STORED DATA: Begin
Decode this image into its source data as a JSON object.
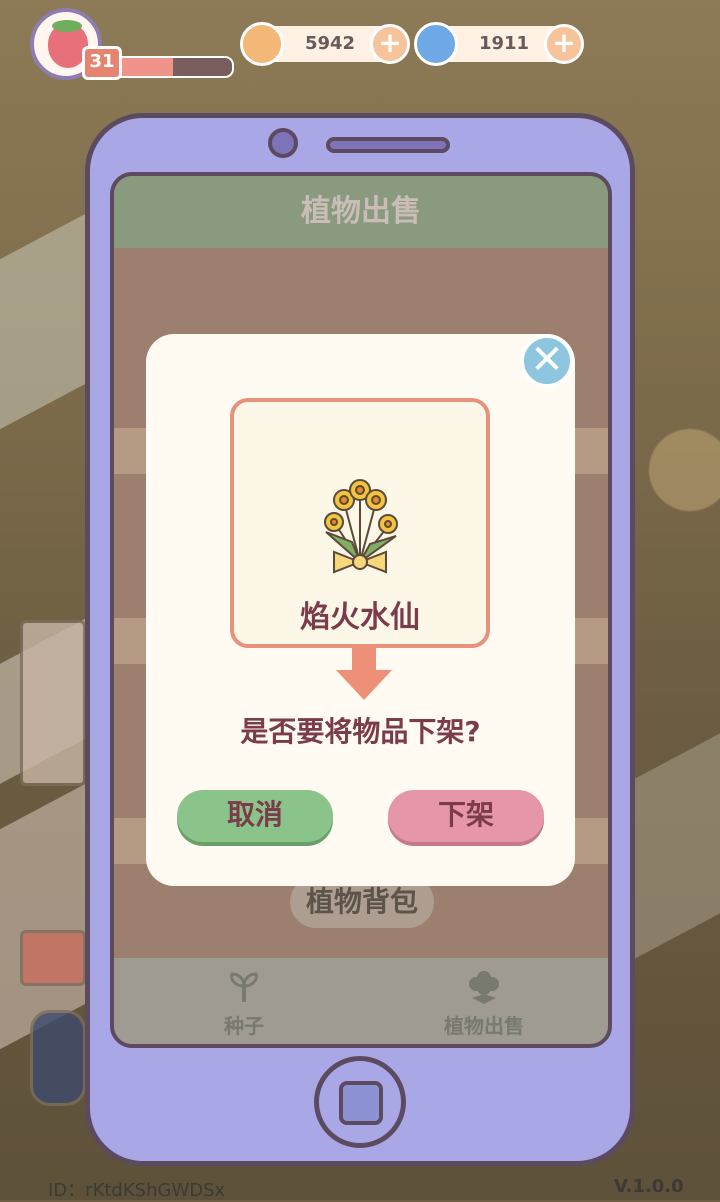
{
  "hud": {
    "level": "31",
    "xp_fraction": 0.5,
    "coins": "5942",
    "gems": "1911",
    "coin_icon": "coin-icon",
    "gem_icon": "swirl-gem-icon",
    "plus_label": "+"
  },
  "phone": {
    "screen_title": "植物出售",
    "backpack_label": "植物背包",
    "tabs": [
      {
        "label": "种子",
        "icon": "sprout-icon"
      },
      {
        "label": "植物出售",
        "icon": "flower-icon"
      }
    ]
  },
  "dialog": {
    "item_name": "焰火水仙",
    "item_icon": "daffodil-bouquet-icon",
    "question": "是否要将物品下架?",
    "cancel_label": "取消",
    "confirm_label": "下架",
    "close_label": "✕"
  },
  "footer": {
    "id_text": "ID：rKtdKShGWDSx",
    "version": "V.1.0.0"
  },
  "colors": {
    "phone": "#a9a7e6",
    "cancel": "#8bc48a",
    "confirm": "#e597a9",
    "card_border": "#e8917c",
    "text": "#7c3b4b"
  }
}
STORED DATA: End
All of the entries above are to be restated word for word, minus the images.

Decode this image into its source data as a JSON object.
{
  "hud": {
    "level": "31",
    "xp_fraction": 0.5,
    "coins": "5942",
    "gems": "1911",
    "coin_icon": "coin-icon",
    "gem_icon": "swirl-gem-icon",
    "plus_label": "+"
  },
  "phone": {
    "screen_title": "植物出售",
    "backpack_label": "植物背包",
    "tabs": [
      {
        "label": "种子",
        "icon": "sprout-icon"
      },
      {
        "label": "植物出售",
        "icon": "flower-icon"
      }
    ]
  },
  "dialog": {
    "item_name": "焰火水仙",
    "item_icon": "daffodil-bouquet-icon",
    "question": "是否要将物品下架?",
    "cancel_label": "取消",
    "confirm_label": "下架",
    "close_label": "✕"
  },
  "footer": {
    "id_text": "ID：rKtdKShGWDSx",
    "version": "V.1.0.0"
  },
  "colors": {
    "phone": "#a9a7e6",
    "cancel": "#8bc48a",
    "confirm": "#e597a9",
    "card_border": "#e8917c",
    "text": "#7c3b4b"
  }
}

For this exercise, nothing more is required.